Tag Archives: out of court agreement

When an “Agreement” is Not an Agreement.

Let’s agree to disagree.


Parties in a lawsuit have a lot of latitude to agree to settlement terms. This is certainly true in divorce. Virtually everything is negotiable and if an agreement can be reached, usually it will be approved by the Court.

However, to be an enforceable agreement it must be approved by the Court. Until such time as your agreement is reduced to writing, signed and approved by the Court, it is on iffy ground as to enforceability issues. While some issues may be contracted without Court approval in a family law case, such as property division and alimony, some issues can not be enforced absent Court approval, such as child custody related terms.

Likewise, “changing” your Court papers without Court approval is dicey. Swapping out a holiday here or a week there is not usually a big deal, but changing payment terms, amounts, or duration can lead to serious consequences if done without Court approval. Child support vests as it comes due and absent exigent circumstances cannot be forgiven.

An agreement to agree is no agreement at all.

Matthew Thompson is a Divorce Attorney and reminds you to have your Agreement approved by the Court in an Order.


Modifying Your Divorce Without the Court, Think Again.

This is an all too common occurrence.  Mom and Dad get divorced, rock along and a few years down the road they decide to change their deal.  They are getting along, at least better than before the divorce, and both are burned from their past experiences with attorneys and attorney fees.  So…they decide we can handle this like mature adults.  Dad wants a custody tweak, Mom needs a support adjustment – bam-shabang– let’s just do it.

Mom and Dad agree that the Order will be “modified.”  They switch to a week-on, week-off custody arrangement.  The kids are older, it works.  Dad starts paying support directly for the benefit of the kids. He pays for the child’s car and insurance, and picks up health insurance which was previously mom’s responsibility.
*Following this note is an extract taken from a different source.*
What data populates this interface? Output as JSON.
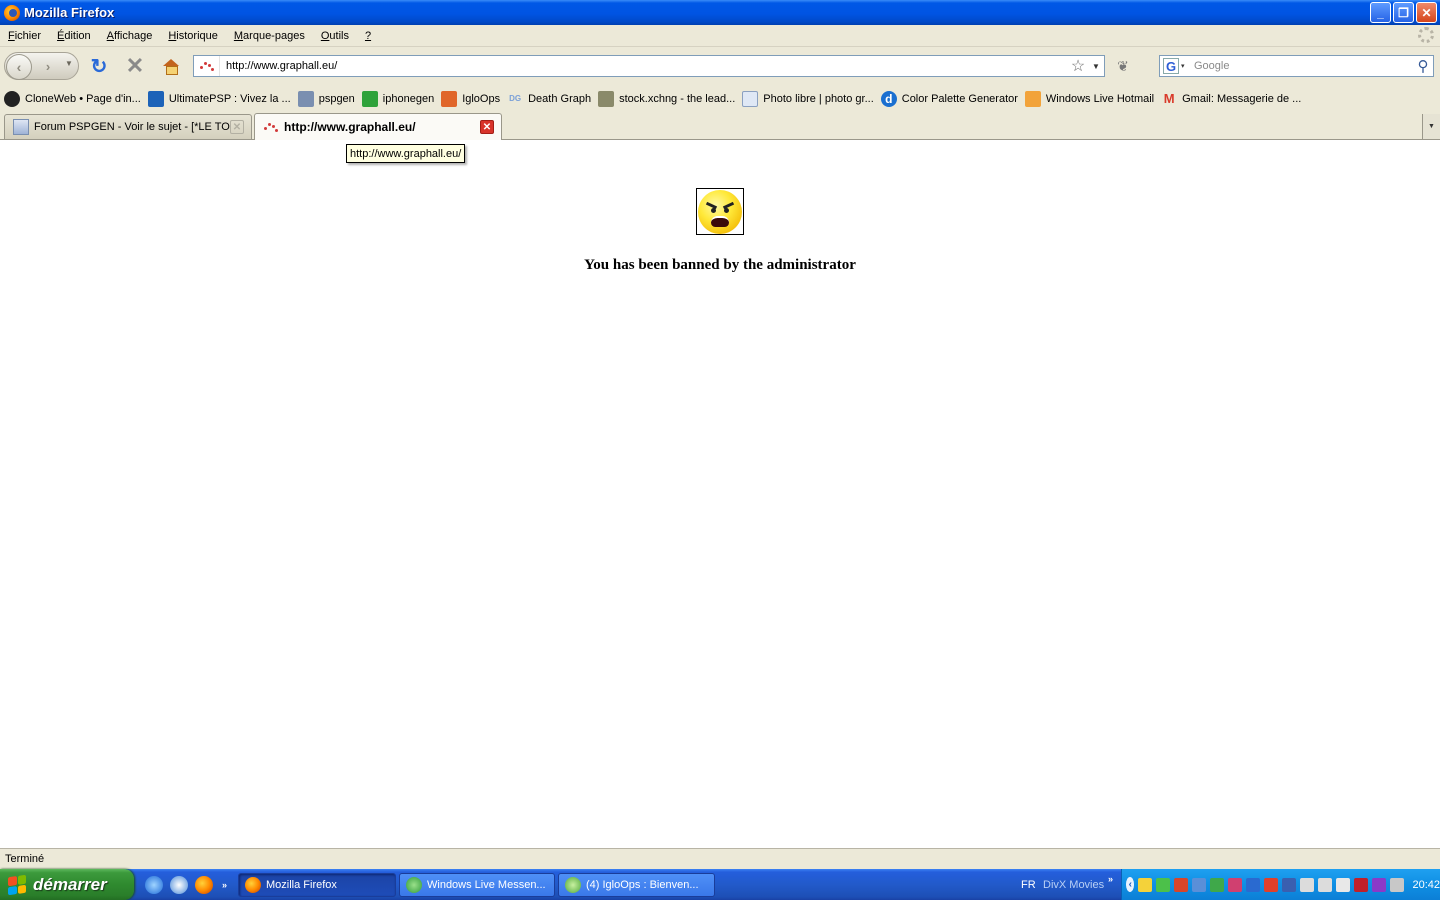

Dad does not pay mom directly. It’s about the same money, probably.  What could go wrong?  A lot of things!

Court Orders may only be modified by other Court Orders.  Once an Order is issued and in place the parties are bound to follow it.  This is so ironclad  that the Court has a mechanism in place to enforce its Orders that can result in the breaching party having to pay fines and/or go to jail. This process is called Contempt.  If you are not following the Order in your case, you are subject to a contempt petition being filed by the other party.

But if we agreed what’s the big deal?  The deal is that Agreement is not worth the paper its written on if it is not approved by the Judge.  At some point in the future, and it never fails, Mom and Dad have a falling out, again.  Mom goes to attorney and tells him that Dad has not paid child support in two years.  Mom sues  Dad for Contempt for all of the “back” support and then “un-agrees” to the custody change and goes back to an every other weekend schedule for visitation.   Dad counter sues for a custody modification seeking custody now due to mom’s change and contempt over the health insurance issue.  The only sure thing now is that each has considerable contempt for the other and the Court is left to sort it out.**

Dad scrambles to get his “proof” that he paid the car and insurance, but that is not what was ordered.  Mom tries to justify her position on the visitation retread because that is what the papers said, as if her hands are tied now and the “papers” know best.  Had they done an Agreed Order and had it approved by the Court, they could have accomplished the same thing and not left the door open for future problems of having the old Order used against them.  Both would have been protected and still had the same “teeth” in enforcing their Agreement it would have just been enforcement of their new Agreement.  Now both have risk and have conducted, at least, actionable non-compliance with the Court order.

If you modify your Order/Agreement do it in writing, signed and approved by the Court. It’s the only way to guaranty that the Agreement is enforceable and for protection from being subject to Contempt for not doing what was in the prior Order.